## WHAT TO DO
Set down the data below in full and exactly, minus the pictures.

## EXTRACTED RECORDS
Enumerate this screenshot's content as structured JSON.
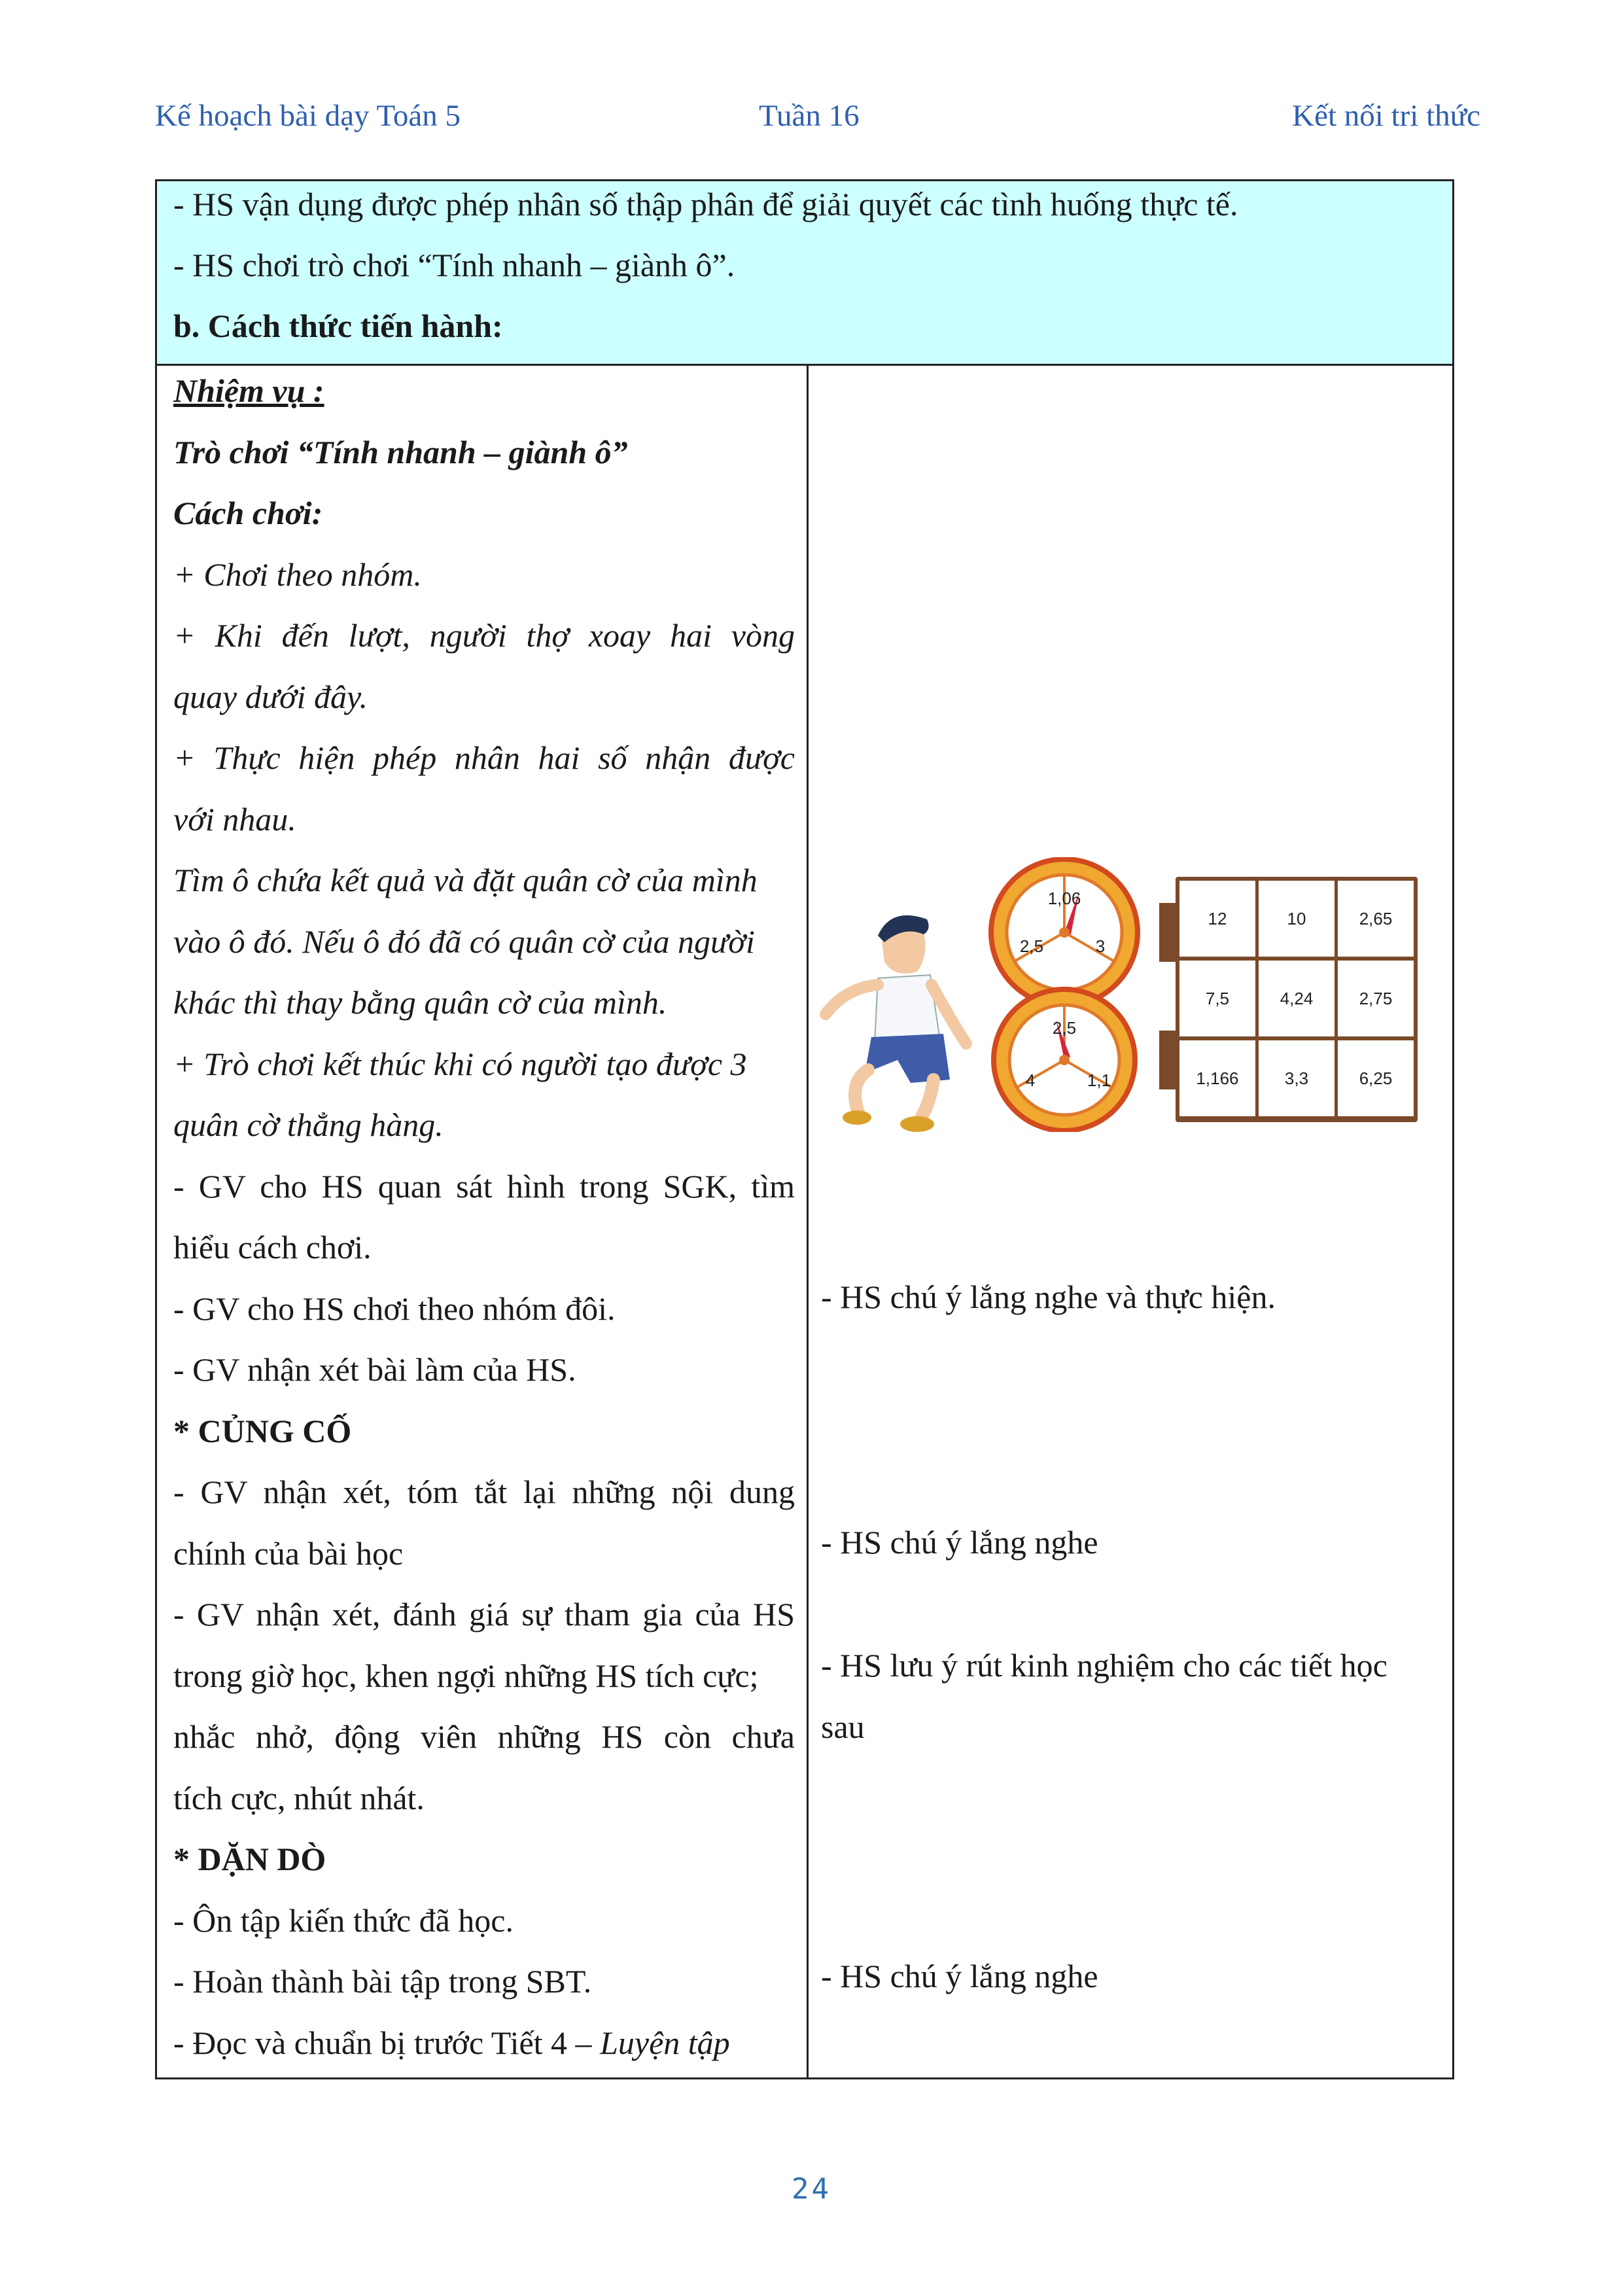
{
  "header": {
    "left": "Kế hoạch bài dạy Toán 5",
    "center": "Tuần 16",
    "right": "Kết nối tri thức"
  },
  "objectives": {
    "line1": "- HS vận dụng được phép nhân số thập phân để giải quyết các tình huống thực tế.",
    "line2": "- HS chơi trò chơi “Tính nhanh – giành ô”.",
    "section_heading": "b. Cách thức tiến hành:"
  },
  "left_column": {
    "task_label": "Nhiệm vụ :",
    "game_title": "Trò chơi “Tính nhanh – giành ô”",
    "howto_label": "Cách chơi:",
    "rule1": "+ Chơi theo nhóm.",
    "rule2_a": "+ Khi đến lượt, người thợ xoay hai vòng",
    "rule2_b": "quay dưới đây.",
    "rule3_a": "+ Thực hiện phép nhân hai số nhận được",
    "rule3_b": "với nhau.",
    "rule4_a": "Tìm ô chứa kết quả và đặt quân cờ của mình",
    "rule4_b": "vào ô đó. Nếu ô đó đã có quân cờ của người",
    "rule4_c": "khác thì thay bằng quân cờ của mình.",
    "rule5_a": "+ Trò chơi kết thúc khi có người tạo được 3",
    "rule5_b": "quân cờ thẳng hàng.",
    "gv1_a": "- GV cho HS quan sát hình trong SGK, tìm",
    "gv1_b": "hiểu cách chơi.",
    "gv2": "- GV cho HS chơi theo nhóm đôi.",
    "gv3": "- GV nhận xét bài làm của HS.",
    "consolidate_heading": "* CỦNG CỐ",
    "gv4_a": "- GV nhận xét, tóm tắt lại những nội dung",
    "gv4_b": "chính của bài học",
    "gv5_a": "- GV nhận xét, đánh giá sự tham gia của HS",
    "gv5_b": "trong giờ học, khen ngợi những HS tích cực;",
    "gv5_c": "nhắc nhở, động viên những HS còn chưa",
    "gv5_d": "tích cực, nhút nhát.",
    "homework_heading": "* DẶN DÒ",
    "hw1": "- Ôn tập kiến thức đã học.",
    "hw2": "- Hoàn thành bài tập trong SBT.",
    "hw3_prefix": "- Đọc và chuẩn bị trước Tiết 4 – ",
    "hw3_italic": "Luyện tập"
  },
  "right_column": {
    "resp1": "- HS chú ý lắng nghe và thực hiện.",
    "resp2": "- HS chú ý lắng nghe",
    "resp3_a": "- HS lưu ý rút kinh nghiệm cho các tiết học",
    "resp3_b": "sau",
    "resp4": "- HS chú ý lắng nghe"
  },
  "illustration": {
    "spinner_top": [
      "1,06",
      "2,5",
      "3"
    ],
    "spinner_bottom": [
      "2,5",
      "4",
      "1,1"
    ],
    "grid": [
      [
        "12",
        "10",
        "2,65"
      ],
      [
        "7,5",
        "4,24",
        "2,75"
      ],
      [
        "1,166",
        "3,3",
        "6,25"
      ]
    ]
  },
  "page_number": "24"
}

## ANSWER FOR THE TASK
Enumerate this screenshot's content as structured JSON.
{
  "header": {
    "left": "Kế hoạch bài dạy Toán 5",
    "center": "Tuần 16",
    "right": "Kết nối tri thức"
  },
  "objectives": {
    "line1": "- HS vận dụng được phép nhân số thập phân để giải quyết các tình huống thực tế.",
    "line2": "- HS chơi trò chơi “Tính nhanh – giành ô”.",
    "section_heading": "b. Cách thức tiến hành:"
  },
  "left_column": {
    "task_label": "Nhiệm vụ :",
    "game_title": "Trò chơi “Tính nhanh – giành ô”",
    "howto_label": "Cách chơi:",
    "rule1": "+ Chơi theo nhóm.",
    "rule2_a": "+ Khi đến lượt, người thợ xoay hai vòng",
    "rule2_b": "quay dưới đây.",
    "rule3_a": "+ Thực hiện phép nhân hai số nhận được",
    "rule3_b": "với nhau.",
    "rule4_a": "Tìm ô chứa kết quả và đặt quân cờ của mình",
    "rule4_b": "vào ô đó. Nếu ô đó đã có quân cờ của người",
    "rule4_c": "khác thì thay bằng quân cờ của mình.",
    "rule5_a": "+ Trò chơi kết thúc khi có người tạo được 3",
    "rule5_b": "quân cờ thẳng hàng.",
    "gv1_a": "- GV cho HS quan sát hình trong SGK, tìm",
    "gv1_b": "hiểu cách chơi.",
    "gv2": "- GV cho HS chơi theo nhóm đôi.",
    "gv3": "- GV nhận xét bài làm của HS.",
    "consolidate_heading": "* CỦNG CỐ",
    "gv4_a": "- GV nhận xét, tóm tắt lại những nội dung",
    "gv4_b": "chính của bài học",
    "gv5_a": "- GV nhận xét, đánh giá sự tham gia của HS",
    "gv5_b": "trong giờ học, khen ngợi những HS tích cực;",
    "gv5_c": "nhắc nhở, động viên những HS còn chưa",
    "gv5_d": "tích cực, nhút nhát.",
    "homework_heading": "* DẶN DÒ",
    "hw1": "- Ôn tập kiến thức đã học.",
    "hw2": "- Hoàn thành bài tập trong SBT.",
    "hw3_prefix": "- Đọc và chuẩn bị trước Tiết 4 – ",
    "hw3_italic": "Luyện tập"
  },
  "right_column": {
    "resp1": "- HS chú ý lắng nghe và thực hiện.",
    "resp2": "- HS chú ý lắng nghe",
    "resp3_a": "- HS lưu ý rút kinh nghiệm cho các tiết học",
    "resp3_b": "sau",
    "resp4": "- HS chú ý lắng nghe"
  },
  "illustration": {
    "spinner_top": [
      "1,06",
      "2,5",
      "3"
    ],
    "spinner_bottom": [
      "2,5",
      "4",
      "1,1"
    ],
    "grid": [
      [
        "12",
        "10",
        "2,65"
      ],
      [
        "7,5",
        "4,24",
        "2,75"
      ],
      [
        "1,166",
        "3,3",
        "6,25"
      ]
    ]
  },
  "page_number": "24"
}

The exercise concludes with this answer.